Derailed by Transnet
As a recently retired director with 38 years in the heavy engineering manufacturing and service industry in South Africa, I believed I – and many others – could be of service to Transnet.
I’m still very active and had some empathy for Ms Ramos’s challenges, as many years ago South African Railways had funded my degree in engineering and I worked there for a number of years.
The point I made in the letter (delivered by hand) including a comprehensive CV to Transnet was that no matter how balance sheets are restructured, pension funds surpluses reallocated and the many changes to executives, the future of Transnet will be made or broken, based on whether it can provide an efficient, cost competitive transport system with reliable equipment and quality service.
I received a reply from somebody whose name did not appear on the letter and whose signature was illegible saying my letter and CV had been passed on to two named employees and I would be contacted. Surprise! Nothing happened, so after three weeks I decided to call. The letter from Transnet had no telephone number on it. After finding the correct number, it took 20 calls before I got to speak to one of the employees named in their letter. On six attempts the phone was not answered and the balance of the 19 unsuccessful calls resulted in some disembodied voice requesting I leave a message. On the single occasion that I spoke to one of the persons mentioned in the letter, I was fobbed off saying they had no record of my correspondence.

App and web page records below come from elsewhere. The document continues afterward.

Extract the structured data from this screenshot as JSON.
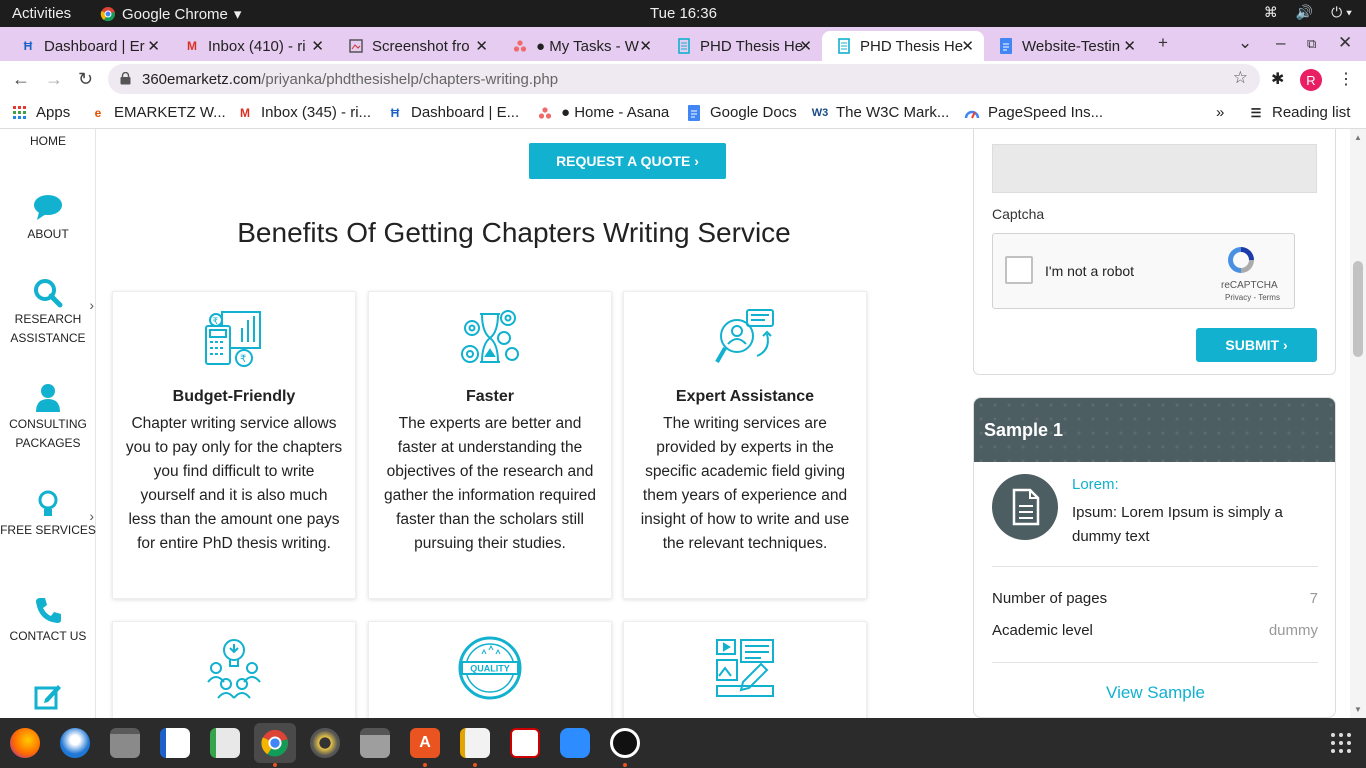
{
  "system_bar": {
    "activities": "Activities",
    "app_name": "Google Chrome",
    "clock": "Tue 16:36"
  },
  "tabs": [
    {
      "title": "Dashboard | Er",
      "icon": "jira-icon"
    },
    {
      "title": "Inbox (410) - ri",
      "icon": "gmail-icon"
    },
    {
      "title": "Screenshot fro",
      "icon": "screenshot-icon"
    },
    {
      "title": "● My Tasks - W",
      "icon": "asana-icon"
    },
    {
      "title": "PHD Thesis He",
      "icon": "site-icon"
    },
    {
      "title": "PHD Thesis He",
      "icon": "site-icon",
      "active": true
    },
    {
      "title": "Website-Testin",
      "icon": "docs-icon"
    }
  ],
  "address_bar": {
    "host": "360emarketz.com",
    "path": "/priyanka/phdthesishelp/chapters-writing.php",
    "profile_initial": "R"
  },
  "bookmarks": [
    {
      "label": "Apps",
      "icon": "apps-grid-icon"
    },
    {
      "label": "EMARKETZ W...",
      "icon": "emarketz-icon"
    },
    {
      "label": "Inbox (345) - ri...",
      "icon": "gmail-icon"
    },
    {
      "label": "Dashboard | E...",
      "icon": "jira-icon"
    },
    {
      "label": "● Home - Asana",
      "icon": "asana-icon"
    },
    {
      "label": "Google Docs",
      "icon": "docs-icon"
    },
    {
      "label": "The W3C Mark...",
      "icon": "w3c-icon"
    },
    {
      "label": "PageSpeed Ins...",
      "icon": "pagespeed-icon"
    }
  ],
  "reading_list": "Reading list",
  "side_nav": [
    {
      "label": "HOME"
    },
    {
      "label": "ABOUT",
      "icon": "chat-icon"
    },
    {
      "label": "RESEARCH ASSISTANCE",
      "icon": "search-icon"
    },
    {
      "label": "CONSULTING PACKAGES",
      "icon": "user-icon"
    },
    {
      "label": "FREE SERVICES",
      "icon": "bulb-icon"
    },
    {
      "label": "CONTACT US",
      "icon": "phone-icon"
    },
    {
      "label": "",
      "icon": "edit-icon"
    }
  ],
  "main": {
    "quote_button": "REQUEST A QUOTE ›",
    "heading": "Benefits Of Getting Chapters Writing Service",
    "cards": [
      {
        "title": "Budget-Friendly",
        "icon": "calculator-chart-icon",
        "text": "Chapter writing service allows you to pay only for the chapters you find difficult to write yourself and it is also much less than the amount one pays for entire PhD thesis writing."
      },
      {
        "title": "Faster",
        "icon": "hourglass-gears-icon",
        "text": "The experts are better and faster at understanding the objectives of the research and gather the information required faster than the scholars still pursuing their studies."
      },
      {
        "title": "Expert Assistance",
        "icon": "expert-search-icon",
        "text": "The writing services are provided by experts in the specific academic field giving them years of experience and insight of how to write and use the relevant techniques."
      }
    ],
    "second_row_icons": [
      "team-idea-icon",
      "quality-badge-icon",
      "design-tools-icon"
    ],
    "quality_badge_text": "QUALITY"
  },
  "form": {
    "captcha_label": "Captcha",
    "recaptcha_text": "I'm not a robot",
    "recaptcha_brand": "reCAPTCHA",
    "recaptcha_terms": "Privacy - Terms",
    "submit": "SUBMIT ›"
  },
  "sample": {
    "title": "Sample 1",
    "lorem_title": "Lorem:",
    "lorem_text": "Ipsum: Lorem Ipsum is simply a dummy text",
    "pages_label": "Number of pages",
    "pages_value": "7",
    "level_label": "Academic level",
    "level_value": "dummy",
    "view_link": "View Sample"
  },
  "colors": {
    "accent": "#11b1cf",
    "sample_header": "#4d5e62",
    "tabstrip": "#e6ccf0"
  },
  "dock_apps": [
    "firefox-icon",
    "thunderbird-icon",
    "files-icon",
    "writer-icon",
    "calc-icon",
    "chrome-icon",
    "rhythmbox-icon",
    "camera-icon",
    "software-icon",
    "text-editor-icon",
    "screenshot-app-icon",
    "zoom-icon",
    "inkscape-icon"
  ]
}
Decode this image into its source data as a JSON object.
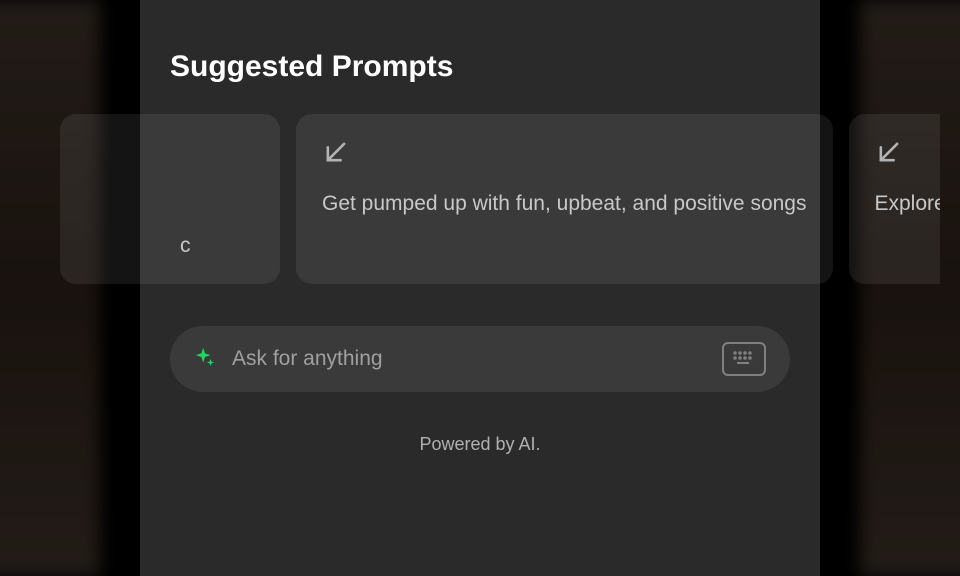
{
  "heading": "Suggested Prompts",
  "cards": [
    {
      "text": "c"
    },
    {
      "text": "Get pumped up with fun, upbeat, and positive songs"
    },
    {
      "text": "Explore a ni Witch Hous"
    }
  ],
  "input": {
    "placeholder": "Ask for anything"
  },
  "footer": "Powered by AI.",
  "colors": {
    "accent": "#1ed760"
  }
}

Having been involved with a company doing rebuilding and refurbishing of the Metro Rail fleet over the past few years, I can assure you that the condition that these suburban train sets are in when taken out of service and delivered to the factory makes the worst Hi Ace taxi look like a Rolls-Royce.
Build more roads because it won’t be going on rail.